[[ Exercise materials open ]]

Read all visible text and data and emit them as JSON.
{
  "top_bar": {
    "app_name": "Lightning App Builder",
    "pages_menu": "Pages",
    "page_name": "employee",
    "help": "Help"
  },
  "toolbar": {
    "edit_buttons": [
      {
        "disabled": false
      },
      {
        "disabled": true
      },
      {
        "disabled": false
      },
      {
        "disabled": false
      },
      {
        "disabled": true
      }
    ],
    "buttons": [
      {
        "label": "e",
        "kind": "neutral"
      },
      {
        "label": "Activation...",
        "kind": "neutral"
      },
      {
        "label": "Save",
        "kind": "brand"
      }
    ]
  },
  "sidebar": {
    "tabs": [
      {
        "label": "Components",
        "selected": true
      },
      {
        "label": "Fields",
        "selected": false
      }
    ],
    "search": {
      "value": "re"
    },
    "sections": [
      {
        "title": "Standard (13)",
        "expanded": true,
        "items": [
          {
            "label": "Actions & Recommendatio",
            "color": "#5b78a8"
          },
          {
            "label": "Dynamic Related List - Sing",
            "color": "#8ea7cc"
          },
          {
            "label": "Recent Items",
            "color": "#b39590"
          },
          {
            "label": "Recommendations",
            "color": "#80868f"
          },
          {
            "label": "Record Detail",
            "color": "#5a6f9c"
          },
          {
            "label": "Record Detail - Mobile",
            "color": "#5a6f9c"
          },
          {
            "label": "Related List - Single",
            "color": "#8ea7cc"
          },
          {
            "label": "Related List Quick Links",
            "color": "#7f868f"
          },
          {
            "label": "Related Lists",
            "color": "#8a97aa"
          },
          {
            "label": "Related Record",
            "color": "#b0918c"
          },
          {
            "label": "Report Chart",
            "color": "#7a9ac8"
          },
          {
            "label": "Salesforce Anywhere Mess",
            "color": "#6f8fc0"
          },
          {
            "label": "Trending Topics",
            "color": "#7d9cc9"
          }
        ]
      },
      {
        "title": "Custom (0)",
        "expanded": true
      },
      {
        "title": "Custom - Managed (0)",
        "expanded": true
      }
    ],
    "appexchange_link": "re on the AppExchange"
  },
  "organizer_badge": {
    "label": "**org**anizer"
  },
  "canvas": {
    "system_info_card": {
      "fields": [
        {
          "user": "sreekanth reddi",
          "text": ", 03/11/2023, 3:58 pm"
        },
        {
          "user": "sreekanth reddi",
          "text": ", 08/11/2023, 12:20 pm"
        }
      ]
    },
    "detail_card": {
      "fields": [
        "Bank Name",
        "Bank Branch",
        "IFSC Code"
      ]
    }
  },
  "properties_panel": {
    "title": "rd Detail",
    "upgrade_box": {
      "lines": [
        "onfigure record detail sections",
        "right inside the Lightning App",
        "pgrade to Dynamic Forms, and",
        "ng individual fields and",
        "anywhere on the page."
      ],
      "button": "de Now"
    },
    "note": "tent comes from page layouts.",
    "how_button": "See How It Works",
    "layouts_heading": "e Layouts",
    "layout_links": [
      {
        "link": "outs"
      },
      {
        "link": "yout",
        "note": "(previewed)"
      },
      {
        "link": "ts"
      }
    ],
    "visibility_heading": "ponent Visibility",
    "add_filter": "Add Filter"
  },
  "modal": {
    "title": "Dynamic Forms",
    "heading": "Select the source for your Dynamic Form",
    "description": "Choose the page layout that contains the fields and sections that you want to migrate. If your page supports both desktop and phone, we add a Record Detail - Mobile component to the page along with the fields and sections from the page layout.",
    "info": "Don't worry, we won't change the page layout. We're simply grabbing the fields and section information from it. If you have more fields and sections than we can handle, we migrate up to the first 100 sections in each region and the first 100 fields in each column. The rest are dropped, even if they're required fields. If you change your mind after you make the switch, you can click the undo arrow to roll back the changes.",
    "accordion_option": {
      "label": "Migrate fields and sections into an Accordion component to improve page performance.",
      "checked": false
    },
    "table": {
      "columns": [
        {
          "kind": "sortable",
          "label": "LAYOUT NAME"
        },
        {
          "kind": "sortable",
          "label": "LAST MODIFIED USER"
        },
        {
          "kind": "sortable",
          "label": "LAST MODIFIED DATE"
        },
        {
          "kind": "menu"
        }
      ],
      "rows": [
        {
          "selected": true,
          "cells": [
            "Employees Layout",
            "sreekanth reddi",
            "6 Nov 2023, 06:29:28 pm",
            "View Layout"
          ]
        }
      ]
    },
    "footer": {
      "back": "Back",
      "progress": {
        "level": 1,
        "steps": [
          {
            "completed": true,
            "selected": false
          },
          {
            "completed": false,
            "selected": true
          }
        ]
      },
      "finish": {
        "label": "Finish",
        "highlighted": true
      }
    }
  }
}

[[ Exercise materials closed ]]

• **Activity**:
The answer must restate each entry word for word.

• **Solution to this task**:
Read all visible text and data and emit them as JSON.
{
  "top_bar": {
    "app_name": "Lightning App Builder",
    "pages_menu": "Pages",
    "page_name": "employee",
    "help": "Help"
  },
  "toolbar": {
    "edit_buttons": [
      {
        "disabled": false
      },
      {
        "disabled": true
      },
      {
        "disabled": false
      },
      {
        "disabled": false
      },
      {
        "disabled": true
      }
    ],
    "buttons": [
      {
        "label": "e",
        "kind": "neutral"
      },
      {
        "label": "Activation...",
        "kind": "neutral"
      },
      {
        "label": "Save",
        "kind": "brand"
      }
    ]
  },
  "sidebar": {
    "tabs": [
      {
        "label": "Components",
        "selected": true
      },
      {
        "label": "Fields",
        "selected": false
      }
    ],
    "search": {
      "value": "re"
    },
    "sections": [
      {
        "title": "Standard (13)",
        "expanded": true,
        "items": [
          {
            "label": "Actions & Recommendatio",
            "color": "#5b78a8"
          },
          {
            "label": "Dynamic Related List - Sing",
            "color": "#8ea7cc"
          },
          {
            "label": "Recent Items",
            "color": "#b39590"
          },
          {
            "label": "Recommendations",
            "color": "#80868f"
          },
          {
            "label": "Record Detail",
            "color": "#5a6f9c"
          },
          {
            "label": "Record Detail - Mobile",
            "color": "#5a6f9c"
          },
          {
            "label": "Related List - Single",
            "color": "#8ea7cc"
          },
          {
            "label": "Related List Quick Links",
            "color": "#7f868f"
          },
          {
            "label": "Related Lists",
            "color": "#8a97aa"
          },
          {
            "label": "Related Record",
            "color": "#b0918c"
          },
          {
            "label": "Report Chart",
            "color": "#7a9ac8"
          },
          {
            "label": "Salesforce Anywhere Mess",
            "color": "#6f8fc0"
          },
          {
            "label": "Trending Topics",
            "color": "#7d9cc9"
          }
        ]
      },
      {
        "title": "Custom (0)",
        "expanded": true
      },
      {
        "title": "Custom - Managed (0)",
        "expanded": true
      }
    ],
    "appexchange_link": "re on the AppExchange"
  },
  "organizer_badge": {
    "label": "**org**anizer"
  },
  "canvas": {
    "system_info_card": {
      "fields": [
        {
          "user": "sreekanth reddi",
          "text": ", 03/11/2023, 3:58 pm"
        },
        {
          "user": "sreekanth reddi",
          "text": ", 08/11/2023, 12:20 pm"
        }
      ]
    },
    "detail_card": {
      "fields": [
        "Bank Name",
        "Bank Branch",
        "IFSC Code"
      ]
    }
  },
  "properties_panel": {
    "title": "rd Detail",
    "upgrade_box": {
      "lines": [
        "onfigure record detail sections",
        "right inside the Lightning App",
        "pgrade to Dynamic Forms, and",
        "ng individual fields and",
        "anywhere on the page."
      ],
      "button": "de Now"
    },
    "note": "tent comes from page layouts.",
    "how_button": "See How It Works",
    "layouts_heading": "e Layouts",
    "layout_links": [
      {
        "link": "outs"
      },
      {
        "link": "yout",
        "note": "(previewed)"
      },
      {
        "link": "ts"
      }
    ],
    "visibility_heading": "ponent Visibility",
    "add_filter": "Add Filter"
  },
  "modal": {
    "title": "Dynamic Forms",
    "heading": "Select the source for your Dynamic Form",
    "description": "Choose the page layout that contains the fields and sections that you want to migrate. If your page supports both desktop and phone, we add a Record Detail - Mobile component to the page along with the fields and sections from the page layout.",
    "info": "Don't worry, we won't change the page layout. We're simply grabbing the fields and section information from it. If you have more fields and sections than we can handle, we migrate up to the first 100 sections in each region and the first 100 fields in each column. The rest are dropped, even if they're required fields. If you change your mind after you make the switch, you can click the undo arrow to roll back the changes.",
    "accordion_option": {
      "label": "Migrate fields and sections into an Accordion component to improve page performance.",
      "checked": false
    },
    "table": {
      "columns": [
        {
          "kind": "sortable",
          "label": "LAYOUT NAME"
        },
        {
          "kind": "sortable",
          "label": "LAST MODIFIED USER"
        },
        {
          "kind": "sortable",
          "label": "LAST MODIFIED DATE"
        },
        {
          "kind": "menu"
        }
      ],
      "rows": [
        {
          "selected": true,
          "cells": [
            "Employees Layout",
            "sreekanth reddi",
            "6 Nov 2023, 06:29:28 pm",
            "View Layout"
          ]
        }
      ]
    },
    "footer": {
      "back": "Back",
      "progress": {
        "level": 1,
        "steps": [
          {
            "completed": true,
            "selected": false
          },
          {
            "completed": false,
            "selected": true
          }
        ]
      },
      "finish": {
        "label": "Finish",
        "highlighted": true
      }
    }
  }
}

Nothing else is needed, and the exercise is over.